Category Archives: Random Knowledge

Damn work always gets in the way…


So I have approx. 18.5 work days left before I give notice. Not that I’m counting or anything. I’m trying to tie up loose ends, get projects finished, and generally leave things as organized as possible. However, all I want to do is get ready for the next phase of my life. I’ve got so many disjointed thoughts floating around in my head that it’s difficult to focus. I wrote them down in a general to-do list on my phone but it crashed and killed that app so I’m back to square one. I hope I don’t end up like my friend’s Mom in high school with a big beautiful house full of crap because she couldn’t focus enough to finish her projects. AHHH!

In my current scattered state I became distracted by knitting patterns on Ravelry , which lead to reading forums on knitwear, which lead to current trends in knitwear fashion, which lead to amazing designs by Mark Fast, which lead me to this blog, which lead me to these gorgeous pictures of knitwear:

Seriously, how are these things made? Anyone know?

I like my art moving

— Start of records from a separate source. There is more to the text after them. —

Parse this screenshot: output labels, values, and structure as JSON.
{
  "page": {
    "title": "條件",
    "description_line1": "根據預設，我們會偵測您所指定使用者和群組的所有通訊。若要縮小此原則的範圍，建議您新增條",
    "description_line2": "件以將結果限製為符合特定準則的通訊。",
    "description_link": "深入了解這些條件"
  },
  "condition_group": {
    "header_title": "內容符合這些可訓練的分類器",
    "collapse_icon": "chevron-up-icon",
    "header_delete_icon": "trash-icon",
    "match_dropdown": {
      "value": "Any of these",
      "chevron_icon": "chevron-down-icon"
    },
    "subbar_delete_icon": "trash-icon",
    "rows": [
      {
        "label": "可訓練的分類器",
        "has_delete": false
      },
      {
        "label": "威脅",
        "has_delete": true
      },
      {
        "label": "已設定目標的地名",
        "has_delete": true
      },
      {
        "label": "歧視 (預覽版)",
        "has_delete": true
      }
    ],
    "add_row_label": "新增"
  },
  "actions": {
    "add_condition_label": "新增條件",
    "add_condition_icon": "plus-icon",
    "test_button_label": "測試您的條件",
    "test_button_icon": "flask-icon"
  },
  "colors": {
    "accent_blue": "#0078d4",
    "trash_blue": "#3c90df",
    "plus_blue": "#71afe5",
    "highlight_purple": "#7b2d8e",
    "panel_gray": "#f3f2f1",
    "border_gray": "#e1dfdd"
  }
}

I’ve always been fascinated with mobiles and kinetic sculpture. I don’t know what the proper division is between them but to me mobiles are typically passive and kinetic sculptures are often motorized. I find them both soothing, fun, and fascinating to watch. Since a lot of babies have them hanging in their cribs, I wonder if this fascination is something we all share. Kinetic sculpture is newer to me but I’ve noticed a lot more of it in public spaces such as airports and large building lobbies. Alexander Calder is credited with being the inventor of mobiles and is near to my heart because he was trained as an engineer but used that knowledge to help him make art which is an aspiration of mine. I stumbled across Reuben Margolin’s work one night on a random internet search and was amazed by the graceful movements of his kinetic sculptures.

Creators. Collaboration. Compromise. C^3?


I’m still musing about Ayn Rand’s The Fountainhead and her classification of people in two general categories of creators and second-handers. Since this a major theme of the book, I’m not going to explain it as a basic Google search will bring up all kinds discussions and I highly suggest reading the book but one of her quotes got me thinking about the how people are using the internet.

“The basic need of the creator is independence. The reasoning mind cannot work under any form of compulsion. It cannot be curbed, sacrificed or subordinated to any consideration whatsoever. It demands total independence in function and in motive. To a creator, all relations with men are secondary. The basic need of the second-hander is to secure his ties with men in order to be fed. He places relations first. He declares that man exists in order to serve others. He preaches altruism. ”
-Rand, Ayn (2004). The Fountainhead (pp. 665-666). Penguin Group. Kindle Edition.

A couple years back Time Magazine voted You the person of the year instead of an individual and here’s where Rand’s creators and second-handers start getting blurred in my mind. Are the creators the ones who created Twitter, Google, Facebook, Ebay, Etsy, blogs, and so many other software tools for linking people, information, and products or are the creators the ones who use those tools to accomplish their goals? An example of this would be what is now known as the Arab Spring. The makers of Twitter didn’t organize the revolts but individuals used the tool to spread the word about the location and times of the protests. Even then it wasn’t one person organizing the protests, it was a movement of multiple people across multiple countries. Who then is the creator and who’s the second-handers?

Rand’s main character was an individualist architect who refused to work with others because it compromised his vision and work. In today’s world, large visions usually are accomplished by large projects requiring collaboration between multiple disciplines because it’s just about impossible for one person to have the specialized knowledge across multiple fields to build something like an LEED platinum certified building on their own. Rand used the Cortland building project as an example of how wrong a project could go if second-handers tried to add their inputs to the artist’s original vision but how do you get anything done these days without collaboration and some compromise?

The reason I think my mind is churning so much over these matters is because I’m in the process of starting a home business. My ultimate goal being to work for myself instead of someone else as I’m tired of feeling like a second-hander so much of the time. People tell me I’m in my head too much and I should not over analyze but it’s part of who I am.

Anyways, enjoy this funny cats video as it always makes me smile:

Apocolyptic Hell Beast


So my intention today was to write about how much I enjoy walking my dog in my neighborhood and post some of the  beautiful flowers I’ve taken pictures of on these walks but then I got distracted.

When I turned on my computer this morning Yahoo loaded up with a picture of a giant blue horse sculpture at the Denver airport called the Blue Mustang. Apparently a lot of people really hate this sculpture and there’s whole websites dedicated to trying to get it removed according to this New York Times article. The part of the article that made me giggle quietly in my cubicle is the following haiku dedicated to the sculpture:

Anxiously I fly
apocalyptic hell beast
fails to soothe my nerves.

I kinda like the giant apocalyptic hell beast.

While searching for images of the horse this one also came up and made me smile. I agree Mr. T-Rex, I agree.